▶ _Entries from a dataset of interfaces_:
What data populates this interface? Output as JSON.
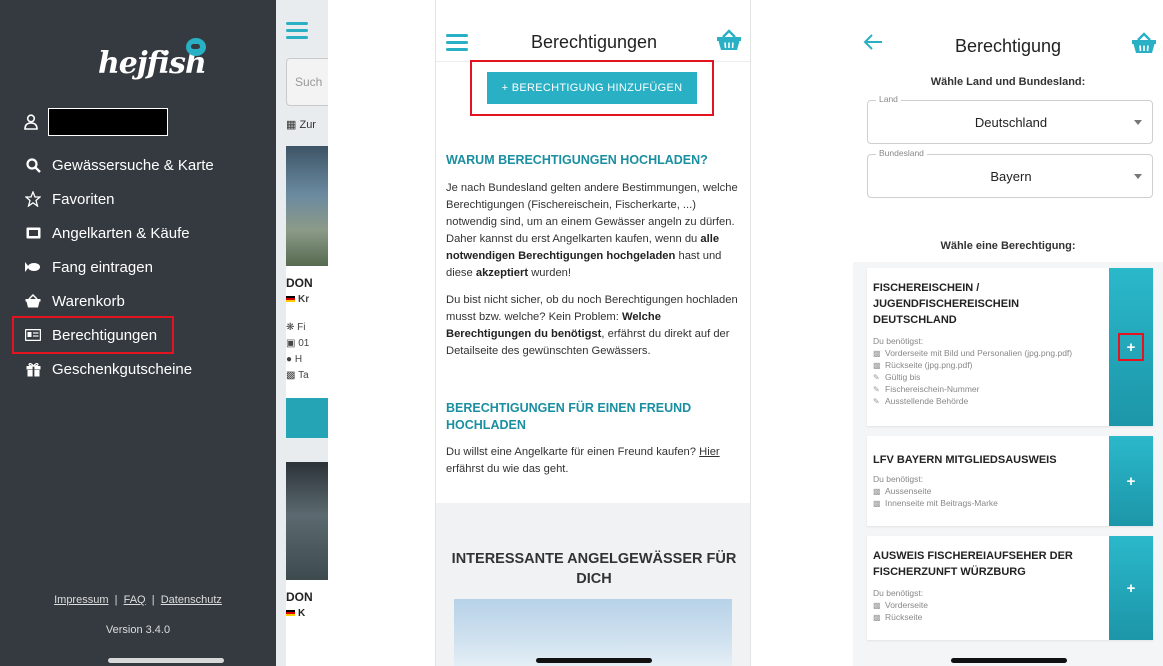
{
  "panel_menu": {
    "logo_text": "hejfish",
    "items": [
      {
        "label": "Gewässersuche & Karte",
        "icon": "search-icon"
      },
      {
        "label": "Favoriten",
        "icon": "star-icon"
      },
      {
        "label": "Angelkarten & Käufe",
        "icon": "card-icon"
      },
      {
        "label": "Fang eintragen",
        "icon": "fish-icon"
      },
      {
        "label": "Warenkorb",
        "icon": "basket-icon"
      },
      {
        "label": "Berechtigungen",
        "icon": "id-card-icon",
        "active": true
      },
      {
        "label": "Geschenkgutscheine",
        "icon": "gift-icon"
      }
    ],
    "footer_links": [
      "Impressum",
      "FAQ",
      "Datenschutz"
    ],
    "version": "Version 3.4.0",
    "behind": {
      "search_placeholder": "Such",
      "zur": "Zur",
      "card_title": "DON",
      "card_sub": "Kr",
      "rows": [
        "Fi",
        "01",
        "H",
        "Ta"
      ],
      "card2_title": "DON",
      "card2_sub": "K"
    }
  },
  "panel_berechtigungen": {
    "title": "Berechtigungen",
    "add_button": "+ BERECHTIGUNG HINZUFÜGEN",
    "section1_title": "WARUM BERECHTIGUNGEN HOCHLADEN?",
    "section1_p1_a": "Je nach Bundesland gelten andere Bestimmungen, welche Berechtigungen (Fischereischein, Fischerkarte, ...) notwendig sind, um an einem Gewässer angeln zu dürfen. Daher kannst du erst Angelkarten kaufen, wenn du ",
    "section1_p1_b": "alle notwendigen Berechtigungen hochgeladen",
    "section1_p1_c": " hast und diese ",
    "section1_p1_d": "akzeptiert",
    "section1_p1_e": " wurden!",
    "section1_p2_a": "Du bist nicht sicher, ob du noch Berechtigungen hochladen musst bzw. welche? Kein Problem: ",
    "section1_p2_b": "Welche Berechtigungen du benötigst",
    "section1_p2_c": ", erfährst du direkt auf der Detailseite des gewünschten Gewässers.",
    "section2_title": "BERECHTIGUNGEN FÜR EINEN FREUND HOCHLADEN",
    "section2_p_a": "Du willst eine Angelkarte für einen Freund kaufen? ",
    "section2_p_link": "Hier",
    "section2_p_b": " erfährst du wie das geht.",
    "promo_title": "INTERESSANTE ANGELGEWÄSSER FÜR DICH"
  },
  "panel_berechtigung": {
    "title": "Berechtigung",
    "choose_country_label": "Wähle Land und Bundesland:",
    "land_label": "Land",
    "land_value": "Deutschland",
    "bundesland_label": "Bundesland",
    "bundesland_value": "Bayern",
    "choose_perm_label": "Wähle eine Berechtigung:",
    "permissions": [
      {
        "title": "FISCHEREISCHEIN / JUGENDFISCHEREISCHEIN DEUTSCHLAND",
        "need_label": "Du benötigst:",
        "requirements": [
          {
            "icon": "file-icon",
            "text": "Vorderseite mit Bild und Personalien (jpg.png.pdf)"
          },
          {
            "icon": "file-icon",
            "text": "Rückseite (jpg.png.pdf)"
          },
          {
            "icon": "edit-icon",
            "text": "Gültig bis"
          },
          {
            "icon": "edit-icon",
            "text": "Fischereischein-Nummer"
          },
          {
            "icon": "edit-icon",
            "text": "Ausstellende Behörde"
          }
        ],
        "plus": "+"
      },
      {
        "title": "LFV BAYERN MITGLIEDSAUSWEIS",
        "need_label": "Du benötigst:",
        "requirements": [
          {
            "icon": "file-icon",
            "text": "Aussenseite"
          },
          {
            "icon": "file-icon",
            "text": "Innenseite mit Beitrags-Marke"
          }
        ],
        "plus": "+"
      },
      {
        "title": "AUSWEIS FISCHEREIAUFSEHER DER FISCHERZUNFT WÜRZBURG",
        "need_label": "Du benötigst:",
        "requirements": [
          {
            "icon": "file-icon",
            "text": "Vorderseite"
          },
          {
            "icon": "file-icon",
            "text": "Rückseite"
          }
        ],
        "plus": "+"
      }
    ]
  },
  "colors": {
    "accent": "#2ab0c5",
    "heading_teal": "#1a8fa1",
    "highlight_red": "#e3131f",
    "menu_bg": "#343a40"
  }
}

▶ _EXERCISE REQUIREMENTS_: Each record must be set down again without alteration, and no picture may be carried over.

▶ _SOLUTION FOR THIS PROBLEM_:
What data populates this interface? Output as JSON.
{
  "panel_menu": {
    "logo_text": "hejfish",
    "items": [
      {
        "label": "Gewässersuche & Karte",
        "icon": "search-icon"
      },
      {
        "label": "Favoriten",
        "icon": "star-icon"
      },
      {
        "label": "Angelkarten & Käufe",
        "icon": "card-icon"
      },
      {
        "label": "Fang eintragen",
        "icon": "fish-icon"
      },
      {
        "label": "Warenkorb",
        "icon": "basket-icon"
      },
      {
        "label": "Berechtigungen",
        "icon": "id-card-icon",
        "active": true
      },
      {
        "label": "Geschenkgutscheine",
        "icon": "gift-icon"
      }
    ],
    "footer_links": [
      "Impressum",
      "FAQ",
      "Datenschutz"
    ],
    "version": "Version 3.4.0",
    "behind": {
      "search_placeholder": "Such",
      "zur": "Zur",
      "card_title": "DON",
      "card_sub": "Kr",
      "rows": [
        "Fi",
        "01",
        "H",
        "Ta"
      ],
      "card2_title": "DON",
      "card2_sub": "K"
    }
  },
  "panel_berechtigungen": {
    "title": "Berechtigungen",
    "add_button": "+ BERECHTIGUNG HINZUFÜGEN",
    "section1_title": "WARUM BERECHTIGUNGEN HOCHLADEN?",
    "section1_p1_a": "Je nach Bundesland gelten andere Bestimmungen, welche Berechtigungen (Fischereischein, Fischerkarte, ...) notwendig sind, um an einem Gewässer angeln zu dürfen. Daher kannst du erst Angelkarten kaufen, wenn du ",
    "section1_p1_b": "alle notwendigen Berechtigungen hochgeladen",
    "section1_p1_c": " hast und diese ",
    "section1_p1_d": "akzeptiert",
    "section1_p1_e": " wurden!",
    "section1_p2_a": "Du bist nicht sicher, ob du noch Berechtigungen hochladen musst bzw. welche? Kein Problem: ",
    "section1_p2_b": "Welche Berechtigungen du benötigst",
    "section1_p2_c": ", erfährst du direkt auf der Detailseite des gewünschten Gewässers.",
    "section2_title": "BERECHTIGUNGEN FÜR EINEN FREUND HOCHLADEN",
    "section2_p_a": "Du willst eine Angelkarte für einen Freund kaufen? ",
    "section2_p_link": "Hier",
    "section2_p_b": " erfährst du wie das geht.",
    "promo_title": "INTERESSANTE ANGELGEWÄSSER FÜR DICH"
  },
  "panel_berechtigung": {
    "title": "Berechtigung",
    "choose_country_label": "Wähle Land und Bundesland:",
    "land_label": "Land",
    "land_value": "Deutschland",
    "bundesland_label": "Bundesland",
    "bundesland_value": "Bayern",
    "choose_perm_label": "Wähle eine Berechtigung:",
    "permissions": [
      {
        "title": "FISCHEREISCHEIN / JUGENDFISCHEREISCHEIN DEUTSCHLAND",
        "need_label": "Du benötigst:",
        "requirements": [
          {
            "icon": "file-icon",
            "text": "Vorderseite mit Bild und Personalien (jpg.png.pdf)"
          },
          {
            "icon": "file-icon",
            "text": "Rückseite (jpg.png.pdf)"
          },
          {
            "icon": "edit-icon",
            "text": "Gültig bis"
          },
          {
            "icon": "edit-icon",
            "text": "Fischereischein-Nummer"
          },
          {
            "icon": "edit-icon",
            "text": "Ausstellende Behörde"
          }
        ],
        "plus": "+"
      },
      {
        "title": "LFV BAYERN MITGLIEDSAUSWEIS",
        "need_label": "Du benötigst:",
        "requirements": [
          {
            "icon": "file-icon",
            "text": "Aussenseite"
          },
          {
            "icon": "file-icon",
            "text": "Innenseite mit Beitrags-Marke"
          }
        ],
        "plus": "+"
      },
      {
        "title": "AUSWEIS FISCHEREIAUFSEHER DER FISCHERZUNFT WÜRZBURG",
        "need_label": "Du benötigst:",
        "requirements": [
          {
            "icon": "file-icon",
            "text": "Vorderseite"
          },
          {
            "icon": "file-icon",
            "text": "Rückseite"
          }
        ],
        "plus": "+"
      }
    ]
  },
  "colors": {
    "accent": "#2ab0c5",
    "heading_teal": "#1a8fa1",
    "highlight_red": "#e3131f",
    "menu_bg": "#343a40"
  }
}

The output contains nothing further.